## Supplied material
=-=-=

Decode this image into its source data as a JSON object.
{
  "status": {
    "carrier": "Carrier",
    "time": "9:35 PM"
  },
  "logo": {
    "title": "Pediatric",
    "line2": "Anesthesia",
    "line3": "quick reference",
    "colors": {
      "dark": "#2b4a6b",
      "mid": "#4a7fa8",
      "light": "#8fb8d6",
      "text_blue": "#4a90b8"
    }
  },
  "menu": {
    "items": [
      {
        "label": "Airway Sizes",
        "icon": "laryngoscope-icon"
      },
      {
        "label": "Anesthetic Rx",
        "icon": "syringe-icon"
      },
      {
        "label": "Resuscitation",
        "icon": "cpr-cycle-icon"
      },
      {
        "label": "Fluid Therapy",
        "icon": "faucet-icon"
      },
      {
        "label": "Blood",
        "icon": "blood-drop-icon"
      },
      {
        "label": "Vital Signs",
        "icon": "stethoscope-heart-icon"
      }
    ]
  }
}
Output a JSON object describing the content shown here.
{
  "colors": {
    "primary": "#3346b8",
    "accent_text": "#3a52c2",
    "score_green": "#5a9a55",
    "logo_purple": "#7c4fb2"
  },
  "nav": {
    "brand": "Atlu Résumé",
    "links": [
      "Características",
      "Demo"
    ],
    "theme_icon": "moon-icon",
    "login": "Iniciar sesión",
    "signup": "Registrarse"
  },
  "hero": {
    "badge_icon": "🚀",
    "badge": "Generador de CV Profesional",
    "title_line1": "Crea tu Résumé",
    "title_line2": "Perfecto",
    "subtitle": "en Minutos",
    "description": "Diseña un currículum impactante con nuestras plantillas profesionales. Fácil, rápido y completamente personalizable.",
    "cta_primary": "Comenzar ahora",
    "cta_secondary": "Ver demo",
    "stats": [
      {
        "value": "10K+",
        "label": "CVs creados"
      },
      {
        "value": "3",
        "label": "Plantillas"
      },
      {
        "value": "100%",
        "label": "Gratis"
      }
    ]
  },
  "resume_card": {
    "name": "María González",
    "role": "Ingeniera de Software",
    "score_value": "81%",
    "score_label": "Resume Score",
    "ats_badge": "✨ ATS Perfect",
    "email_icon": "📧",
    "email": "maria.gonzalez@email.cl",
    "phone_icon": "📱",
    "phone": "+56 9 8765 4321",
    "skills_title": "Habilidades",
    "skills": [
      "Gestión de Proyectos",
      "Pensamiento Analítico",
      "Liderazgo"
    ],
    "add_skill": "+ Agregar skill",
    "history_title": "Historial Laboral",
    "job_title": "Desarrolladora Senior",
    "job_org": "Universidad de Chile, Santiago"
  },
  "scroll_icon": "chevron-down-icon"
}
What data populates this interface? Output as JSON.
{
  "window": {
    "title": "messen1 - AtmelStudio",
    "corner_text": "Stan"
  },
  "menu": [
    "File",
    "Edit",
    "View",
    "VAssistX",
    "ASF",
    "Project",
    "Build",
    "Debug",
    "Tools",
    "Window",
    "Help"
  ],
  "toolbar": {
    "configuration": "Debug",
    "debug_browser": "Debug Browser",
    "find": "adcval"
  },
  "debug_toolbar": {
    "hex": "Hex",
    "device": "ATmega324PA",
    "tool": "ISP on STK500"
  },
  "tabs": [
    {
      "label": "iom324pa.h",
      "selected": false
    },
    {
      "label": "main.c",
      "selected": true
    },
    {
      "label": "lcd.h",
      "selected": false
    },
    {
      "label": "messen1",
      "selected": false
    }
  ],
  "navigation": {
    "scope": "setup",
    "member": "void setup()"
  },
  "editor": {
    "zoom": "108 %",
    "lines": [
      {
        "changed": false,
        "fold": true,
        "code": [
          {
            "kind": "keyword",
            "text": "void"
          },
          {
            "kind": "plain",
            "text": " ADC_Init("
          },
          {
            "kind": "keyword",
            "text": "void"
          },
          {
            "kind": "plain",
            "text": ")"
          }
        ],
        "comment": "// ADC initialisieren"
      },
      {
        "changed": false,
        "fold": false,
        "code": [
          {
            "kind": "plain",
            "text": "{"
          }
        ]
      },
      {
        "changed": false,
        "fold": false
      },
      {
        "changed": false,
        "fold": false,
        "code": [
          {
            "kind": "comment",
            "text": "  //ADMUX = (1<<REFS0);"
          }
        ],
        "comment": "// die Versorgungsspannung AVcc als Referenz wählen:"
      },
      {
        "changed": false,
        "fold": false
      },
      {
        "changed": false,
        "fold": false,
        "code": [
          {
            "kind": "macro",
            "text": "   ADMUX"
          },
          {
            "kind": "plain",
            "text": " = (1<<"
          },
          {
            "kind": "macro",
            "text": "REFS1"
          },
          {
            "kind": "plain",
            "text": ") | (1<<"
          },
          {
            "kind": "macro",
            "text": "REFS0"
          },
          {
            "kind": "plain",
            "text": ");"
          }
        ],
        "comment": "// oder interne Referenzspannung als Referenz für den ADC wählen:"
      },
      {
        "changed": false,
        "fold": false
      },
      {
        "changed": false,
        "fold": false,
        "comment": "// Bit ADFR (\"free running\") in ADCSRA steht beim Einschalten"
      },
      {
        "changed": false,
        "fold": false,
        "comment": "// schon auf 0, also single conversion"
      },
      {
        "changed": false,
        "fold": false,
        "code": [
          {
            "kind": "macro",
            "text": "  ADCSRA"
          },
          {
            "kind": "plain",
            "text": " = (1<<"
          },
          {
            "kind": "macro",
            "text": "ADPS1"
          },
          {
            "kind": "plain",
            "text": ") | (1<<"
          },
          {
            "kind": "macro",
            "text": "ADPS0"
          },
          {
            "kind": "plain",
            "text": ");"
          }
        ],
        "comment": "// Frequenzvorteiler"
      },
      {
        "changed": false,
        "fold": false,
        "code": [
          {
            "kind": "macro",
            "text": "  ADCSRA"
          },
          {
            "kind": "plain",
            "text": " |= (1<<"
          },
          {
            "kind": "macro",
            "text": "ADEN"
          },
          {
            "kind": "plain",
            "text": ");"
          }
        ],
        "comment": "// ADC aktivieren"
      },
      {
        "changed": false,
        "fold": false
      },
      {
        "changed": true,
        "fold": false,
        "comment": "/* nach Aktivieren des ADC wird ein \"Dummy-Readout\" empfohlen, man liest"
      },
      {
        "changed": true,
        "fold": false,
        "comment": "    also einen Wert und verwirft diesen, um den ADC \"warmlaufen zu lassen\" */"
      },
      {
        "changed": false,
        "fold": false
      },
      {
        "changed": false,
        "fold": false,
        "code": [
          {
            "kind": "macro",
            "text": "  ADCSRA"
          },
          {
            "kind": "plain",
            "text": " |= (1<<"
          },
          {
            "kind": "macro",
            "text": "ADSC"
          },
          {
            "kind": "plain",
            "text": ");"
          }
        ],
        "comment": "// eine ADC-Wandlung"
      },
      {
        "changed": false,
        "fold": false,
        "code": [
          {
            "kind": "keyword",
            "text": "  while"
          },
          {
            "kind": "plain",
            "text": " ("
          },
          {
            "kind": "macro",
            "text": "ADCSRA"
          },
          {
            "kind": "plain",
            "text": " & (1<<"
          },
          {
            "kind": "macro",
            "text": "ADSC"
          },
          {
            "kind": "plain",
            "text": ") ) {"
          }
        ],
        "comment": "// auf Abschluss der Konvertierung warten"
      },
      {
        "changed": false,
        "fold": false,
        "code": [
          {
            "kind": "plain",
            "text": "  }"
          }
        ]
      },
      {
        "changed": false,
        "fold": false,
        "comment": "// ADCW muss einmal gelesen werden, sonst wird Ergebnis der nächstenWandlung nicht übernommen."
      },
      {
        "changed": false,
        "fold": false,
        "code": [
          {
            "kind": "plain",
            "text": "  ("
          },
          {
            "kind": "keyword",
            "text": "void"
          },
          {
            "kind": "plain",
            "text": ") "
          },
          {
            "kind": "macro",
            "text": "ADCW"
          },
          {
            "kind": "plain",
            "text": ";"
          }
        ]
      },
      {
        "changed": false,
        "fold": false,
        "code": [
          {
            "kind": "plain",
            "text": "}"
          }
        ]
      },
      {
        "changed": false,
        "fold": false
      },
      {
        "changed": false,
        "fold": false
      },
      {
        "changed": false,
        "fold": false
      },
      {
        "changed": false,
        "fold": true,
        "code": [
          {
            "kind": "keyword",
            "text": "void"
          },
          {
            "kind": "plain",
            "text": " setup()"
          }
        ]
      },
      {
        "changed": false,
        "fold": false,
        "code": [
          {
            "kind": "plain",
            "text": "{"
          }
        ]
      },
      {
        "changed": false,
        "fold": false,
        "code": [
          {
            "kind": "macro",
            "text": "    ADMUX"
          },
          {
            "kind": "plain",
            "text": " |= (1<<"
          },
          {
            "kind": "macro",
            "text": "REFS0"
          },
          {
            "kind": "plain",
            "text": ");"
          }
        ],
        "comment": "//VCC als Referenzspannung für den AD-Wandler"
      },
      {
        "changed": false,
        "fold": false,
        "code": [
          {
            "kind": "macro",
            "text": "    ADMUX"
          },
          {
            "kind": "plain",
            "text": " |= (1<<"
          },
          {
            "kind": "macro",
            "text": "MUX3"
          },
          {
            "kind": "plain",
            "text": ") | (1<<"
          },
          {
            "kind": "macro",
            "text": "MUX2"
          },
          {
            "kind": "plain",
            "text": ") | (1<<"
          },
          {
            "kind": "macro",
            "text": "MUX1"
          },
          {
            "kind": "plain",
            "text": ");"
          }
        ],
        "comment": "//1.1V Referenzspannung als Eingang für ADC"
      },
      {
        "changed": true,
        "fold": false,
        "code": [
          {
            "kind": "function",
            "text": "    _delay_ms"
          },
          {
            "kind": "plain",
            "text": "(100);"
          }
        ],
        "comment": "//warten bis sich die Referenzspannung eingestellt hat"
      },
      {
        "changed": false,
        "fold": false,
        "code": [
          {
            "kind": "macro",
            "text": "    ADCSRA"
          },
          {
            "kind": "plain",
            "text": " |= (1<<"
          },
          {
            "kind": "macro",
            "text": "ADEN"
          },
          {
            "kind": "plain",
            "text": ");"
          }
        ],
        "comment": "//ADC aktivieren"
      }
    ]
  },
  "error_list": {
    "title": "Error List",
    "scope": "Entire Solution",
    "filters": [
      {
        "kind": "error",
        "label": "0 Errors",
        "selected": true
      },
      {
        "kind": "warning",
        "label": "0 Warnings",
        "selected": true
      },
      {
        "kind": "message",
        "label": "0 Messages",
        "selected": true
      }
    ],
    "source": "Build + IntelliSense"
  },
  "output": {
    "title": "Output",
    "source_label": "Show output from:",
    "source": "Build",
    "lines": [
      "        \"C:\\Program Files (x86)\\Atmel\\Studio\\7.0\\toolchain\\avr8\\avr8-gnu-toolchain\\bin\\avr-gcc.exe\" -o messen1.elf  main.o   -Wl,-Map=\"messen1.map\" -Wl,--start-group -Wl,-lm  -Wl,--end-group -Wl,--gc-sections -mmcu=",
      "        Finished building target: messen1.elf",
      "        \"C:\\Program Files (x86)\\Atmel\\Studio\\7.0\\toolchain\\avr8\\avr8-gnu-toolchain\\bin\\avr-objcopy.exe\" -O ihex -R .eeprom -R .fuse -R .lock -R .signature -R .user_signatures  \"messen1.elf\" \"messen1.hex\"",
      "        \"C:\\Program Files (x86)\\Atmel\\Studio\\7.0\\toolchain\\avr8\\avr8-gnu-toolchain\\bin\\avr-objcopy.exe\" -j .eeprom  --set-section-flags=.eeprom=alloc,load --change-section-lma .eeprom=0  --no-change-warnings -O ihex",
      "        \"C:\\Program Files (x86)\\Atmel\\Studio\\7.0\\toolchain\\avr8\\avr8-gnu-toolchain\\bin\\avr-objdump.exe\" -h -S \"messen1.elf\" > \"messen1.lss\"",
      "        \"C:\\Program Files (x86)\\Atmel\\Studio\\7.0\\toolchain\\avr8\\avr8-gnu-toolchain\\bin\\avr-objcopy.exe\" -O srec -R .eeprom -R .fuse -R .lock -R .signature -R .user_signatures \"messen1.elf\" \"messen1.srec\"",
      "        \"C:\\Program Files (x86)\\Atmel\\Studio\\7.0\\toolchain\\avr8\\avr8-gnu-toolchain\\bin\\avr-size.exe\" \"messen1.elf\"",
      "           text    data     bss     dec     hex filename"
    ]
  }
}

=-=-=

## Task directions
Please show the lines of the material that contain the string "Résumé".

## Your response
    "brand": "Atlu Résumé",
    "title_line1": "Crea tu Résumé",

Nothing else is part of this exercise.